TASK INSTRUCTIONS. If a record below holds a picture, drop the picture and copy everything else exactly.

>>>

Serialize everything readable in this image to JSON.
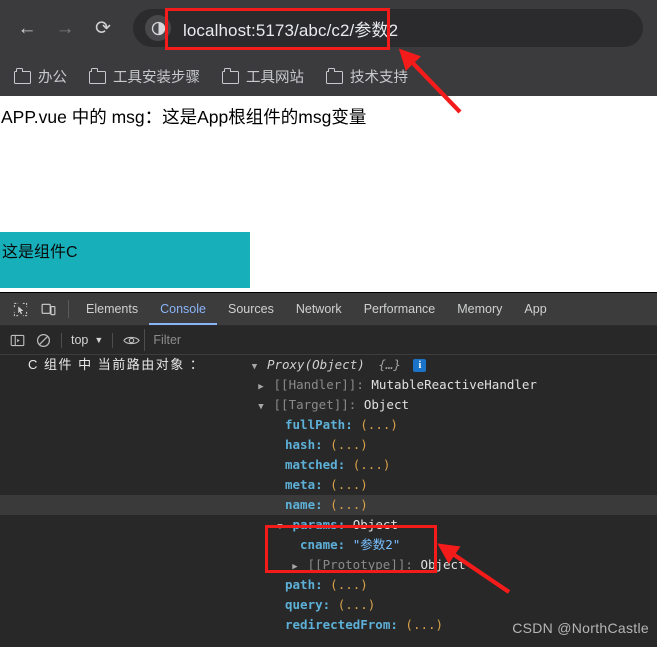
{
  "browser": {
    "nav": {
      "back_icon": "←",
      "forward_icon": "→",
      "reload_icon": "⟳"
    },
    "omnibox": {
      "url": "localhost:5173/abc/c2/参数2",
      "site_info_icon": "info-circle-icon"
    },
    "bookmarks": [
      {
        "label": "办公",
        "icon": "folder-icon"
      },
      {
        "label": "工具安装步骤",
        "icon": "folder-icon"
      },
      {
        "label": "工具网站",
        "icon": "folder-icon"
      },
      {
        "label": "技术支持",
        "icon": "folder-icon"
      }
    ]
  },
  "page": {
    "app_msg": "APP.vue 中的 msg：这是App根组件的msg变量",
    "component_c_label": "这是组件C",
    "component_c_color": "#17b0ba"
  },
  "devtools": {
    "tabs": [
      {
        "label": "Elements",
        "active": false
      },
      {
        "label": "Console",
        "active": true
      },
      {
        "label": "Sources",
        "active": false
      },
      {
        "label": "Network",
        "active": false
      },
      {
        "label": "Performance",
        "active": false
      },
      {
        "label": "Memory",
        "active": false
      },
      {
        "label": "App",
        "active": false
      }
    ],
    "toolbar_icons": [
      "inspect-element-icon",
      "device-toolbar-icon"
    ],
    "filterbar": {
      "sidebar_toggle_icon": "sidebar-toggle-icon",
      "clear_console_icon": "clear-console-icon",
      "context_selector": "top",
      "context_caret": "▼",
      "eye_icon": "eye-icon",
      "filter_placeholder": "Filter"
    },
    "accent_color": "#8ab4f8",
    "console": {
      "log_label": "C 组件 中 当前路由对象 ：",
      "root": {
        "arrow": "▼",
        "type": "Proxy(Object)",
        "preview": "{…}",
        "info_badge": "i"
      },
      "rows": [
        {
          "indent": 1,
          "arrow": "▶",
          "key": "[[Handler]]",
          "kind": "internal",
          "value": "MutableReactiveHandler",
          "highlight": false
        },
        {
          "indent": 1,
          "arrow": "▼",
          "key": "[[Target]]",
          "kind": "internal",
          "value": "Object",
          "highlight": false
        },
        {
          "indent": 2,
          "arrow": "",
          "key": "fullPath",
          "kind": "prop",
          "value": "(...)",
          "highlight": false
        },
        {
          "indent": 2,
          "arrow": "",
          "key": "hash",
          "kind": "prop",
          "value": "(...)",
          "highlight": false
        },
        {
          "indent": 2,
          "arrow": "",
          "key": "matched",
          "kind": "prop",
          "value": "(...)",
          "highlight": false
        },
        {
          "indent": 2,
          "arrow": "",
          "key": "meta",
          "kind": "prop",
          "value": "(...)",
          "highlight": false
        },
        {
          "indent": 2,
          "arrow": "",
          "key": "name",
          "kind": "prop",
          "value": "(...)",
          "highlight": true
        },
        {
          "indent": 2,
          "arrow": "▼",
          "key": "params",
          "kind": "prop-obj",
          "value": "Object",
          "highlight": false
        },
        {
          "indent": 3,
          "arrow": "",
          "key": "cname",
          "kind": "prop-str",
          "value": "\"参数2\"",
          "highlight": false
        },
        {
          "indent": 3,
          "arrow": "▶",
          "key": "[[Prototype]]",
          "kind": "internal",
          "value": "Object",
          "highlight": false
        },
        {
          "indent": 2,
          "arrow": "",
          "key": "path",
          "kind": "prop",
          "value": "(...)",
          "highlight": false
        },
        {
          "indent": 2,
          "arrow": "",
          "key": "query",
          "kind": "prop",
          "value": "(...)",
          "highlight": false
        },
        {
          "indent": 2,
          "arrow": "",
          "key": "redirectedFrom",
          "kind": "prop",
          "value": "(...)",
          "highlight": false
        }
      ]
    },
    "watermark": "CSDN @NorthCastle"
  },
  "annotations": {
    "highlight_color": "#f41b1b",
    "boxes": [
      "url-highlight",
      "params-highlight"
    ],
    "arrows": [
      "arrow-to-url",
      "arrow-to-params"
    ]
  }
}
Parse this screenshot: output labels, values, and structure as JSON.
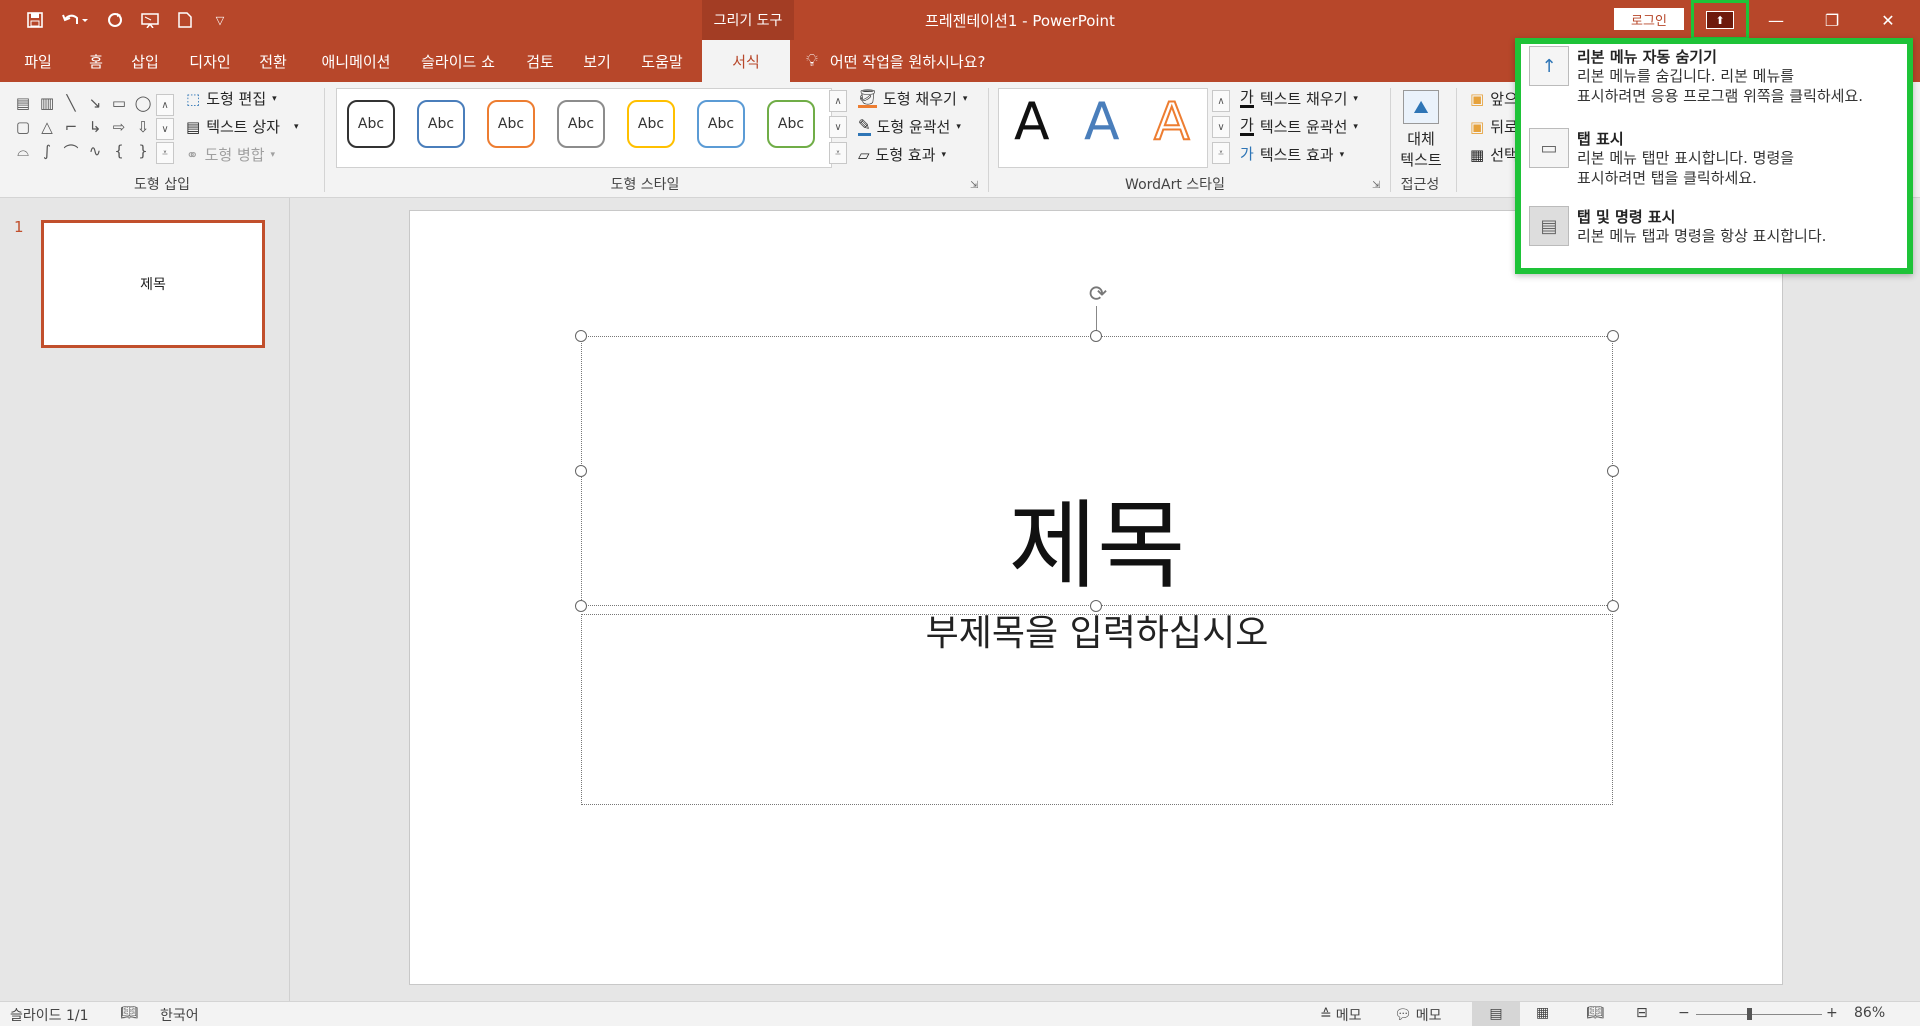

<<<

YOUR RESPONSE.
Serialize everything readable in this image to JSON.
{
  "browser": {
    "nav": {
      "back_icon": "←",
      "forward_icon": "→",
      "reload_icon": "⟳"
    },
    "omnibox": {
      "url": "localhost:5173/abc/c2/参数2",
      "site_info_icon": "info-circle-icon"
    },
    "bookmarks": [
      {
        "label": "办公",
        "icon": "folder-icon"
      },
      {
        "label": "工具安装步骤",
        "icon": "folder-icon"
      },
      {
        "label": "工具网站",
        "icon": "folder-icon"
      },
      {
        "label": "技术支持",
        "icon": "folder-icon"
      }
    ]
  },
  "page": {
    "app_msg": "APP.vue 中的 msg：这是App根组件的msg变量",
    "component_c_label": "这是组件C",
    "component_c_color": "#17b0ba"
  },
  "devtools": {
    "tabs": [
      {
        "label": "Elements",
        "active": false
      },
      {
        "label": "Console",
        "active": true
      },
      {
        "label": "Sources",
        "active": false
      },
      {
        "label": "Network",
        "active": false
      },
      {
        "label": "Performance",
        "active": false
      },
      {
        "label": "Memory",
        "active": false
      },
      {
        "label": "App",
        "active": false
      }
    ],
    "toolbar_icons": [
      "inspect-element-icon",
      "device-toolbar-icon"
    ],
    "filterbar": {
      "sidebar_toggle_icon": "sidebar-toggle-icon",
      "clear_console_icon": "clear-console-icon",
      "context_selector": "top",
      "context_caret": "▼",
      "eye_icon": "eye-icon",
      "filter_placeholder": "Filter"
    },
    "accent_color": "#8ab4f8",
    "console": {
      "log_label": "C 组件 中 当前路由对象 ：",
      "root": {
        "arrow": "▼",
        "type": "Proxy(Object)",
        "preview": "{…}",
        "info_badge": "i"
      },
      "rows": [
        {
          "indent": 1,
          "arrow": "▶",
          "key": "[[Handler]]",
          "kind": "internal",
          "value": "MutableReactiveHandler",
          "highlight": false
        },
        {
          "indent": 1,
          "arrow": "▼",
          "key": "[[Target]]",
          "kind": "internal",
          "value": "Object",
          "highlight": false
        },
        {
          "indent": 2,
          "arrow": "",
          "key": "fullPath",
          "kind": "prop",
          "value": "(...)",
          "highlight": false
        },
        {
          "indent": 2,
          "arrow": "",
          "key": "hash",
          "kind": "prop",
          "value": "(...)",
          "highlight": false
        },
        {
          "indent": 2,
          "arrow": "",
          "key": "matched",
          "kind": "prop",
          "value": "(...)",
          "highlight": false
        },
        {
          "indent": 2,
          "arrow": "",
          "key": "meta",
          "kind": "prop",
          "value": "(...)",
          "highlight": false
        },
        {
          "indent": 2,
          "arrow": "",
          "key": "name",
          "kind": "prop",
          "value": "(...)",
          "highlight": true
        },
        {
          "indent": 2,
          "arrow": "▼",
          "key": "params",
          "kind": "prop-obj",
          "value": "Object",
          "highlight": false
        },
        {
          "indent": 3,
          "arrow": "",
          "key": "cname",
          "kind": "prop-str",
          "value": "\"参数2\"",
          "highlight": false
        },
        {
          "indent": 3,
          "arrow": "▶",
          "key": "[[Prototype]]",
          "kind": "internal",
          "value": "Object",
          "highlight": false
        },
        {
          "indent": 2,
          "arrow": "",
          "key": "path",
          "kind": "prop",
          "value": "(...)",
          "highlight": false
        },
        {
          "indent": 2,
          "arrow": "",
          "key": "query",
          "kind": "prop",
          "value": "(...)",
          "highlight": false
        },
        {
          "indent": 2,
          "arrow": "",
          "key": "redirectedFrom",
          "kind": "prop",
          "value": "(...)",
          "highlight": false
        }
      ]
    },
    "watermark": "CSDN @NorthCastle"
  },
  "annotations": {
    "highlight_color": "#f41b1b",
    "boxes": [
      "url-highlight",
      "params-highlight"
    ],
    "arrows": [
      "arrow-to-url",
      "arrow-to-params"
    ]
  }
}
Parse this screenshot: output labels, values, and structure as JSON.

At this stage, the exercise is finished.